Academic Director, Mangalam Research Center
Karin Meyers is the academic director of the Mangalam Research Center (MRC) in Berkeley, California. She has taught Buddhist studies at several colleges and universities in the United States and abroad, including Kathmandu University and Rangjung Yeshe Institute’s Centre for Buddhist Studies in Nepal, where she also directed the master’s program in Buddhist Studies.
Her scholarly work focuses on bringing Buddhist perspectives to bear on cross-cultural and interdisciplinary inquiry into fundamental metaphysical, epistemological and ethical questions. She has published a number of articles on topics in Buddhist philosophy and is currently editing a volume of essays on Buddhism and the imagination stemming from a 2022 NEH Summer Institute she co-directed and hosted at MRC.

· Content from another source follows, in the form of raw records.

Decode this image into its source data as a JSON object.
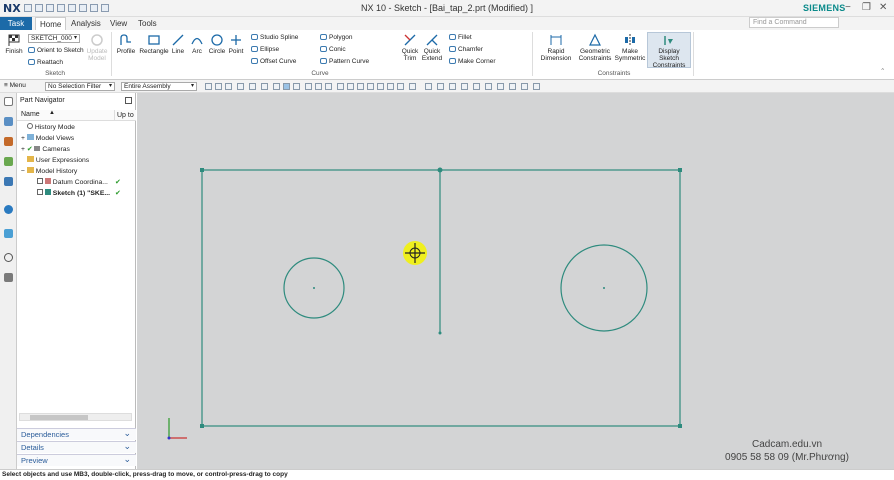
{
  "app": {
    "logo": "NX",
    "title": "NX 10 - Sketch - [Bai_tap_2.prt (Modified) ]",
    "brand": "SIEMENS"
  },
  "window_controls": {
    "minimize": "−",
    "restore": "❐",
    "close": "✕"
  },
  "tabs": {
    "task": "Task",
    "items": [
      "Home",
      "Analysis",
      "View",
      "Tools"
    ]
  },
  "find_command": {
    "placeholder": "Find a Command"
  },
  "ribbon": {
    "sketch_group": {
      "sketch_name": "SKETCH_000",
      "finish": "Finish",
      "orient": "Orient to Sketch",
      "reattach": "Reattach",
      "update": "Update",
      "update2": "Model",
      "label": "Sketch"
    },
    "curve_group": {
      "profile": "Profile",
      "rectangle": "Rectangle",
      "line": "Line",
      "arc": "Arc",
      "circle": "Circle",
      "point": "Point",
      "studio_spline": "Studio Spline",
      "ellipse": "Ellipse",
      "offset_curve": "Offset Curve",
      "polygon": "Polygon",
      "conic": "Conic",
      "pattern_curve": "Pattern Curve",
      "quick_trim": [
        "Quick",
        "Trim"
      ],
      "quick_extend": [
        "Quick",
        "Extend"
      ],
      "fillet": "Fillet",
      "chamfer": "Chamfer",
      "make_corner": "Make Corner",
      "label": "Curve"
    },
    "constraints_group": {
      "rapid": [
        "Rapid",
        "Dimension"
      ],
      "geometric": [
        "Geometric",
        "Constraints"
      ],
      "symmetric": [
        "Make",
        "Symmetric"
      ],
      "display": [
        "Display Sketch",
        "Constraints"
      ],
      "label": "Constraints"
    }
  },
  "filterbar": {
    "menu": "Menu",
    "selection_filter": "No Selection Filter",
    "scope": "Entire Assembly"
  },
  "navigator": {
    "title": "Part Navigator",
    "columns": {
      "name": "Name",
      "upto": "Up to"
    },
    "rows": [
      {
        "label": "History Mode"
      },
      {
        "label": "Model Views"
      },
      {
        "label": "Cameras"
      },
      {
        "label": "User Expressions"
      },
      {
        "label": "Model History"
      },
      {
        "label": "Datum Coordina..."
      },
      {
        "label": "Sketch (1) \"SKE..."
      }
    ],
    "panels": [
      "Dependencies",
      "Details",
      "Preview"
    ]
  },
  "status": {
    "text": "Select objects and use MB3, double-click, press-drag to move, or control-press-drag to copy"
  },
  "watermark": {
    "line1": "Cadcam.edu.vn",
    "line2": "0905 58 58 09 (Mr.Phương)"
  },
  "colors": {
    "accent": "#1c6aa8",
    "sketch": "#2e8b7e",
    "canvas": "#d3d4d5",
    "cursor": "#f2f20a",
    "brand": "#0a8a8a"
  }
}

Karin has practiced Buddhist meditation in Tibetan and Theravāda traditions and took a year in 2019 to serve as Retreat Support Fellow at the Insight Meditation Society in Barre, Massachusetts. Before attending graduate school, she worked at the Buddhist Peace Fellowship and has recently returned to these socially engaged roots, promoting Buddhist engagement with the accelerating climate and ecological crisis.

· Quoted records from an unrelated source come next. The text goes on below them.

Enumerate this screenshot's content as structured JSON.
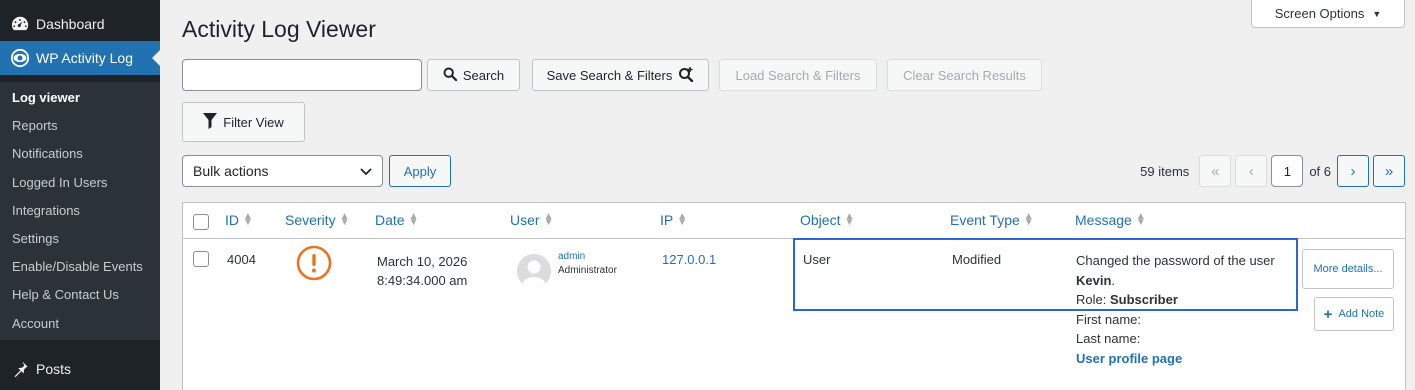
{
  "sidebar": {
    "dashboard": "Dashboard",
    "plugin": "WP Activity Log",
    "items": [
      {
        "label": "Log viewer"
      },
      {
        "label": "Reports"
      },
      {
        "label": "Notifications"
      },
      {
        "label": "Logged In Users"
      },
      {
        "label": "Integrations"
      },
      {
        "label": "Settings"
      },
      {
        "label": "Enable/Disable Events"
      },
      {
        "label": "Help & Contact Us"
      },
      {
        "label": "Account"
      }
    ],
    "posts": "Posts"
  },
  "header": {
    "title": "Activity Log Viewer",
    "screen_options": "Screen Options"
  },
  "search": {
    "value": "",
    "button": "Search",
    "save": "Save Search & Filters",
    "load": "Load Search & Filters",
    "clear": "Clear Search Results",
    "filter": "Filter View"
  },
  "bulk": {
    "selected": "Bulk actions",
    "apply": "Apply"
  },
  "pagination": {
    "items": "59 items",
    "first": "«",
    "prev": "‹",
    "current": "1",
    "of": "of 6",
    "next": "›",
    "last": "»"
  },
  "table": {
    "columns": [
      "ID",
      "Severity",
      "Date",
      "User",
      "IP",
      "Object",
      "Event Type",
      "Message"
    ],
    "row": {
      "id": "4004",
      "severity_icon": "warning-circle-icon",
      "date_line1": "March 10, 2026",
      "date_line2": "8:49:34.000 am",
      "user": "admin",
      "role": "Administrator",
      "ip": "127.0.0.1",
      "object": "User",
      "event_type": "Modified",
      "message": {
        "line1": "Changed the password of the user",
        "username": "Kevin",
        "role_label": "Role:",
        "role_value": "Subscriber",
        "first_name": "First name:",
        "last_name": "Last name:",
        "profile_link": "User profile page"
      },
      "more_details": "More details...",
      "add_note": "Add Note"
    }
  },
  "colors": {
    "accent": "#2271b1",
    "sidebar_bg": "#1d2327",
    "severity": "#e8741e",
    "highlight": "#2a66d4"
  }
}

She received her PhD at the University of Chicago Divinity School.
Buddhism and the Impossible
Like many religions, Buddhism is chock full of the impossible, from the Buddha’s diagnosis of the human condition in terms of the suffering involved in karma and rebirth to the nature of his awakening and his yogic powers. Virtually all traditional forms of Buddhism acknowledge some combination of these impossibilities. Yet, since its introduction in the West, Buddhism has enjoyed a unique reputation among the world’s religions as potentially compatible “science” (whatever that has meant at the time). Today, this includes a scientific materialism that denies the survival of consciousness after death as well as paranormal mental abilities. Defendants of this view argue that either the Buddha didn’t really say or mean what he is supposed to have said about human condition and nature of the mind, or that he would agree with an agnosticism toward these things that would allow “science” and “religion,” or the scientific and religious parts of Buddhism itself, to co-exist as “non-overlapping magisteria.” An alternative would be to take Buddhist claims about impossible things together with similar claims across different times and cultures to suggest the inadequacy of the dominant materialist framework.

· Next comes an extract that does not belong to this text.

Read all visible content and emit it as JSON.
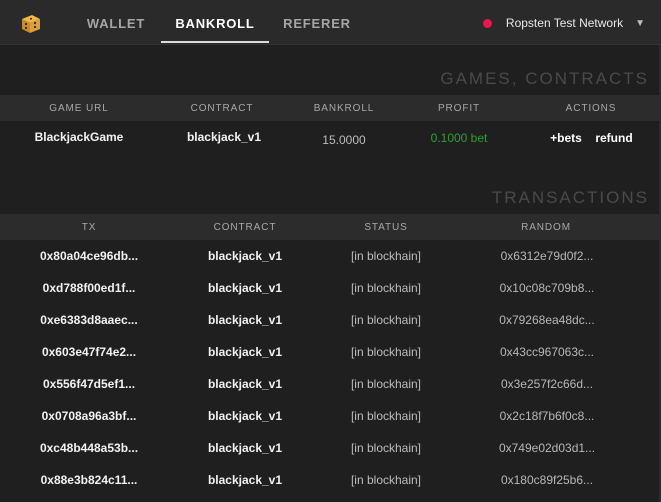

After presenting a brief historical overview of the systematic exclusion of the impossible in the popular and academic reception of Buddhism in the West, this lecture will address how this exclusion affects the academic study of Buddhism, especially Buddhist philosophy, and what the academic study of Buddhism and other religious traditions might look like if every tier one research university not only had an (acknowledged) archive, but a Department of the Impossible.